There are few things quite like driving down a massive interstate alone, while everybody else is heading the other direction; but that is the situation we found ourselves in earlier in October.
Our mission - get to Melbourne, Florida, and get our drones ready for aerial coverage of Hurricane Matthew for The Weather Channel.
We packed up the gear, stopped by the store for some non-perishable foods (if I ever see another PopTart again, it’ll be too soon), filled up the gas tank and gas cans, and headed south.
Once we met up with our team - producers Steve Petyerak and Mike Fomil, photojournalist Brad Reynolds, satellite truck operator Trey Howell, and of course, the man nobody wants to see before a storm - Jim Cantore.
They say if you see Jim Cantore come to your town, it’s time to leave, because something bad is about to happen. What does it mean if you’re cramped in the very same rental house with him? We were TOAST!

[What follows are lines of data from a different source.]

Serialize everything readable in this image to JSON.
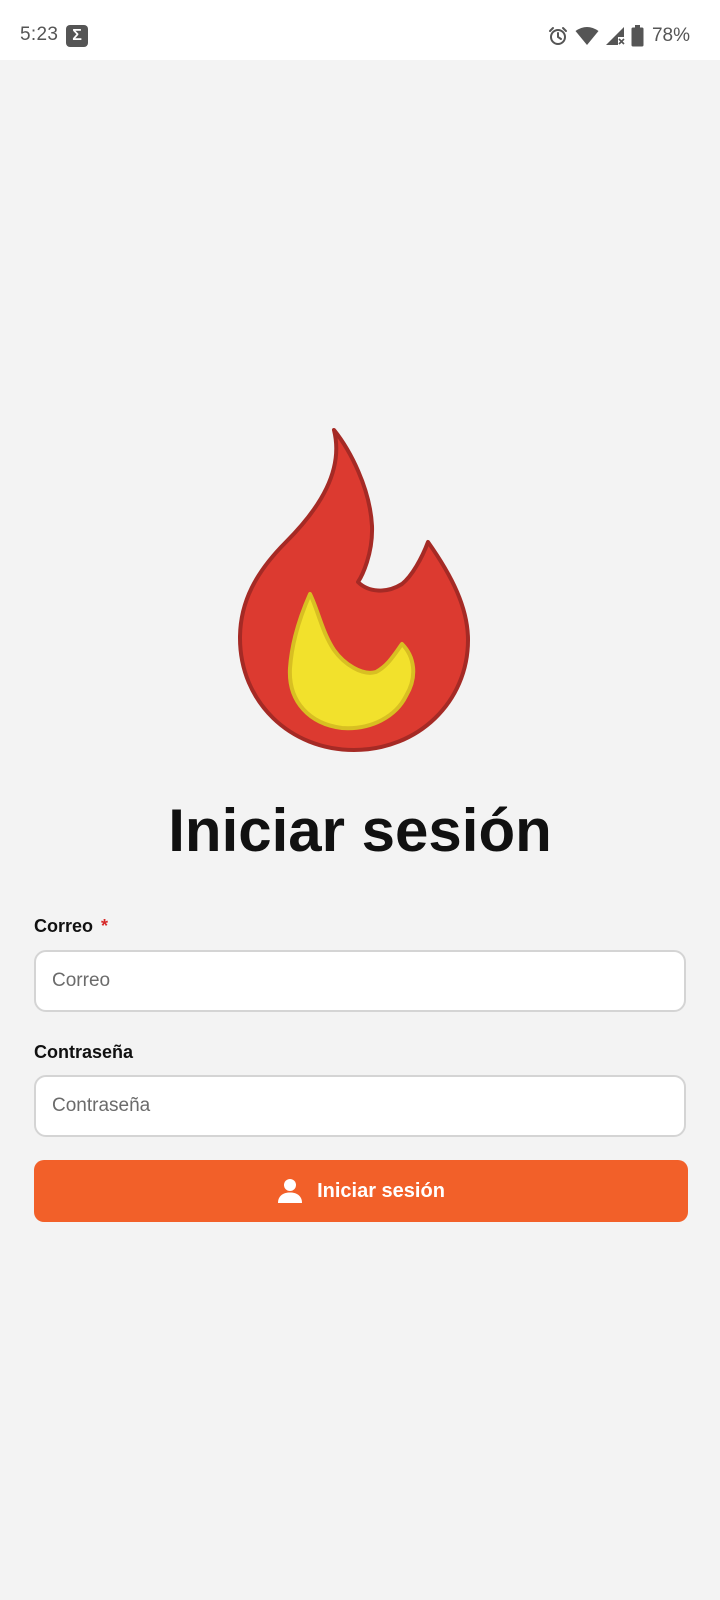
{
  "status_bar": {
    "time": "5:23",
    "notification_icon": "sigma-icon",
    "notification_glyph": "Σ",
    "icons": [
      "alarm-icon",
      "wifi-icon",
      "signal-icon",
      "battery-icon"
    ],
    "battery": "78%"
  },
  "logo": {
    "icon": "flame-icon",
    "colors": {
      "outer": "#dc3a30",
      "outer_stroke": "#a52a25",
      "inner": "#f2e12c",
      "inner_stroke": "#d8bf22"
    }
  },
  "login": {
    "title": "Iniciar sesión",
    "email": {
      "label": "Correo",
      "required_mark": "*",
      "placeholder": "Correo",
      "value": ""
    },
    "password": {
      "label": "Contraseña",
      "placeholder": "Contraseña",
      "value": ""
    },
    "submit": {
      "label": "Iniciar sesión",
      "icon": "user-icon"
    }
  },
  "colors": {
    "background": "#f3f3f3",
    "accent": "#f26029",
    "required": "#d62828"
  }
}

The next morning, we were up flying early on Melbourne Beach, getting some cool “before” shots, and listening to Jim tell viewers about the impending hurricane, which at that point, was a category 4.
Afterwards, a quick meeting of the minds to decide where the best and safest place would be to ride out the storm, and then we went on the move to Fort Pierce.
This time, we shacked up in two hotels — the Hampton Inn and the Comfort Suites - and much to my surprise, the wonderful manager at the Hampton Inn - Diane - allowed us to use the oven to cook some of the delicious food Trey had brought along with him.
Once the revelry and feasting was over, things started to get real. Wind speeds started to flirt with hurricane strength - around 70 miles per hour - and while we couldn’t fly the drone, we were in for the long haul, helping Jim, Steve and the rest of the crew keep their shot on the air.
Daylight broke, and along with it came calmer winds, and we set out to see what damage we could show via drone. We found some in Flagler Beach, some in Jacksonville, and much of the beach in between was completely closed to anybody.
Meanwhile, a second Atlanta Drone team was dispatched to Charleston to cover the epic floods that were brewing thanks to the hurricane, and they again head East while everybody else was heading West.
That team got even more amazing shots of flooded streets in Charleston - the likes of which they haven’t seen in many years.
All in all, our two teams were honored to be a part of the coverage, even in some small way, to help provide viewers with context, education and safety warnings you could only truly appreciate from the air.
When it was all said and done, and I had time to reflect, my friends at WABE’s A Closer Look, Rose Scott, Jim Burress and producer Candace Wheeler, gave me the opportunity to talk about our coverage of the storm by drone.
If you have 12 minutes to spare, take a listen:
Until the next storm,